Here’s a beautiful passage from Clarice Lispector’s novel “The Stream of Life” (Água Viva).

John Waterhouse, The Soul of The Rose, 1903

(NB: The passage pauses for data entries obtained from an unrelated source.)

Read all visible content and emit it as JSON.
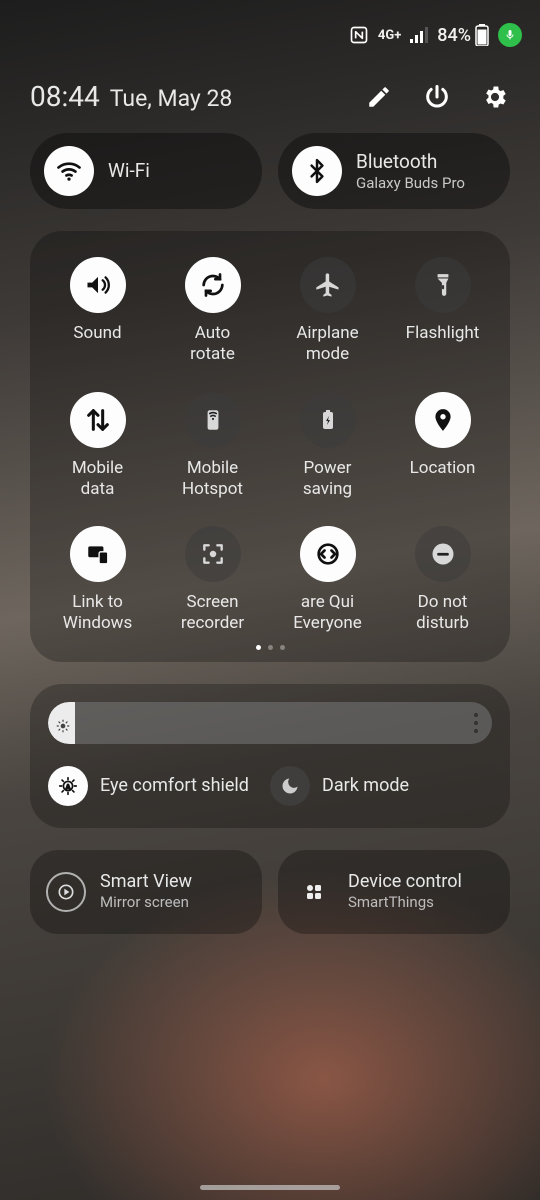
{
  "status": {
    "nfc_label": "N",
    "network_label": "4G+",
    "battery_text": "84%"
  },
  "header": {
    "time": "08:44",
    "date": "Tue, May 28"
  },
  "pills": {
    "wifi": {
      "label": "Wi-Fi"
    },
    "bluetooth": {
      "label": "Bluetooth",
      "device": "Galaxy Buds Pro"
    }
  },
  "tiles": [
    {
      "name": "sound",
      "label": "Sound",
      "active": true
    },
    {
      "name": "auto-rotate",
      "label": "Auto\nrotate",
      "active": true
    },
    {
      "name": "airplane-mode",
      "label": "Airplane\nmode",
      "active": false
    },
    {
      "name": "flashlight",
      "label": "Flashlight",
      "active": false
    },
    {
      "name": "mobile-data",
      "label": "Mobile\ndata",
      "active": true
    },
    {
      "name": "mobile-hotspot",
      "label": "Mobile\nHotspot",
      "active": false
    },
    {
      "name": "power-saving",
      "label": "Power\nsaving",
      "active": false
    },
    {
      "name": "location",
      "label": "Location",
      "active": true
    },
    {
      "name": "link-windows",
      "label": "Link to\nWindows",
      "active": true
    },
    {
      "name": "screen-recorder",
      "label": "Screen\nrecorder",
      "active": false
    },
    {
      "name": "quick-share",
      "label": "are     Qui\nEveryone",
      "active": true
    },
    {
      "name": "do-not-disturb",
      "label": "Do not\ndisturb",
      "active": false
    }
  ],
  "brightness": {
    "percent": 6,
    "eye_comfort_label": "Eye comfort shield",
    "eye_comfort_active": true,
    "dark_mode_label": "Dark mode",
    "dark_mode_active": false
  },
  "bottom": {
    "smartview": {
      "label": "Smart View",
      "sub": "Mirror screen"
    },
    "devicecontrol": {
      "label": "Device control",
      "sub": "SmartThings"
    }
  }
}
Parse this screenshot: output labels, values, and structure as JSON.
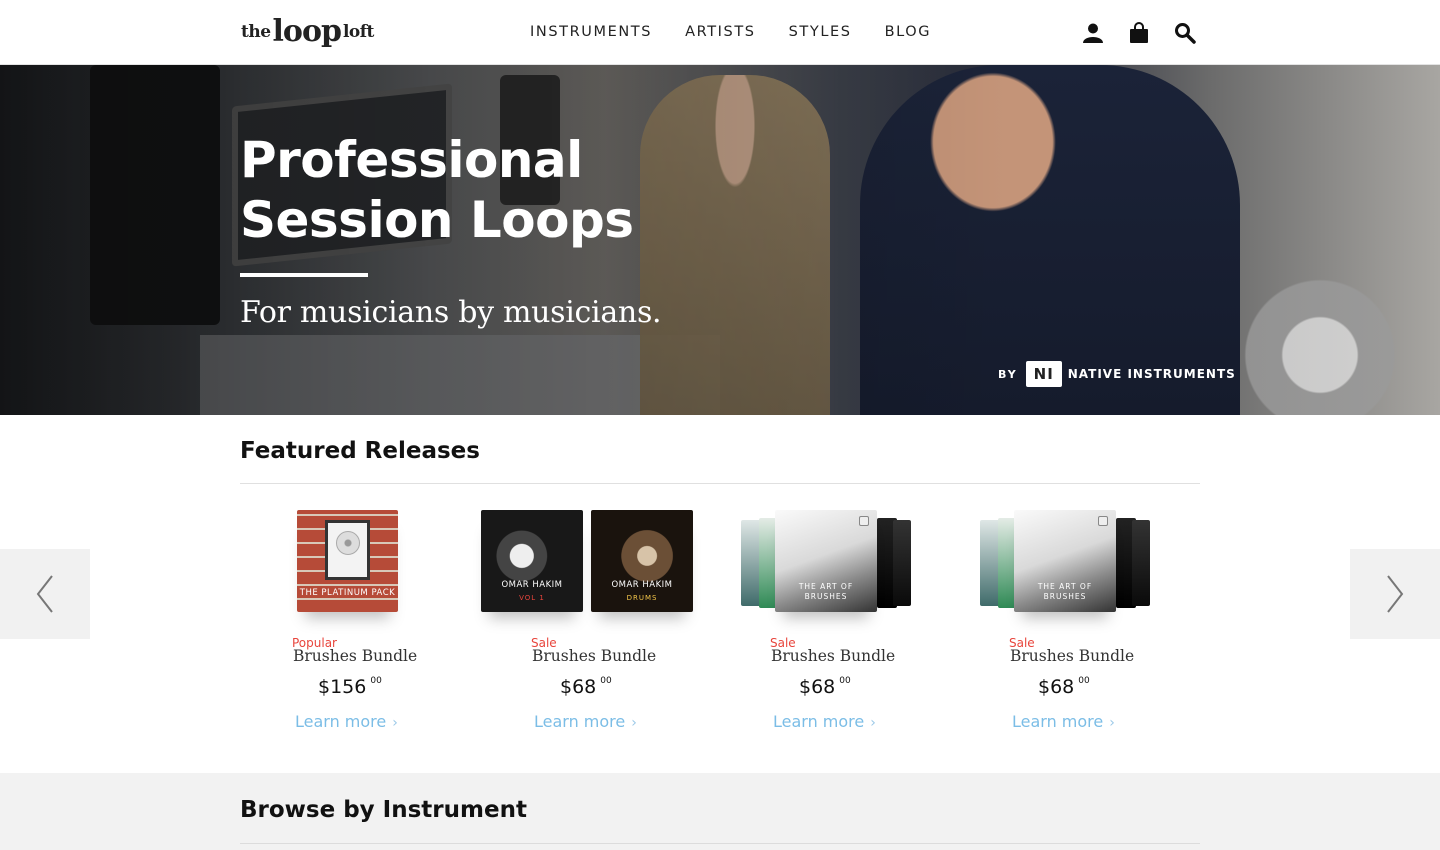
{
  "header": {
    "logo": {
      "the": "the",
      "loop": "loop",
      "loft": "loft"
    },
    "nav": [
      "INSTRUMENTS",
      "ARTISTS",
      "STYLES",
      "BLOG"
    ],
    "icons": [
      "account-icon",
      "cart-icon",
      "search-icon"
    ]
  },
  "hero": {
    "title_line1": "Professional",
    "title_line2": "Session Loops",
    "subtitle": "For musicians by musicians.",
    "ni_by": "BY",
    "ni_mark": "NI",
    "ni_brand": "NATIVE INSTRUMENTS"
  },
  "featured": {
    "title": "Featured Releases",
    "products": [
      {
        "tag": "Popular",
        "name": "Brushes Bundle",
        "price": "$156",
        "cents": "00",
        "link": "Learn more",
        "art": "THE PLATINUM PACK"
      },
      {
        "tag": "Sale",
        "name": "Brushes Bundle",
        "price": "$68",
        "cents": "00",
        "link": "Learn more",
        "art1": "OMAR HAKIM",
        "art1_sub": "VOL 1",
        "art2": "OMAR HAKIM",
        "art2_sub": "DRUMS"
      },
      {
        "tag": "Sale",
        "name": "Brushes Bundle",
        "price": "$68",
        "cents": "00",
        "link": "Learn more",
        "art_l1": "THE ART OF",
        "art_l2": "BRUSHES"
      },
      {
        "tag": "Sale",
        "name": "Brushes Bundle",
        "price": "$68",
        "cents": "00",
        "link": "Learn more",
        "art_l1": "THE ART OF",
        "art_l2": "BRUSHES"
      }
    ]
  },
  "browse": {
    "title": "Browse by Instrument"
  },
  "colors": {
    "sale": "#e8453c",
    "link": "#7bbde6",
    "panel": "#f2f2f2"
  }
}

“I know the story of a rose. Does it seem strange to you to speak of a rose when I am talking about animals? But it acted in a way that recalls the animal mysteries. Every two days I would buy a rose and place it in water in a vase made specially narrow to hold the long stem of a single flower. Every two days the rose would wilt and I would exchange it for another. Until one certain rose. It was rose-colored without coloring or grafting just naturally of the most vivid rose color. Its beauty expanded the heart by great breadths. It seemed so proud of the turgescence of its wide open corolla and of its own petals that its haughtiness held it almost erect. Because it was not completely erect: with graciousness it bent over its stem which was fine and fragile. An intimate relationship intensely developed between me and the flower: I admired her and she seemed to feel admired. And she became so glorious in her apparition and was observed with such love that days went by and she did not wilt: her corolla remained wide open and swollen, fresh as a newborn flower. She lasted in beauty and life an entire week. Only then did she start to show signs of some fatigue. Then she died. It was with reluctance that I replaced her. And I never forgot her. The strange thing is that my maid asked me once out of the blue: “and that rose?” I didn’t ask which one. I knew. That rose that lived from love given at length was remembered because the woman had seen how I looked at the flower and transmitted to her the waves of my energy. She had blindly intuited that something had gone on between me and the rose. That rose-made me want to call it ‘Jewel of my life;’ because I often give things names-had so much instinct by nature that I and she had been able to live each other profoundly, as only can happen between beast and man.”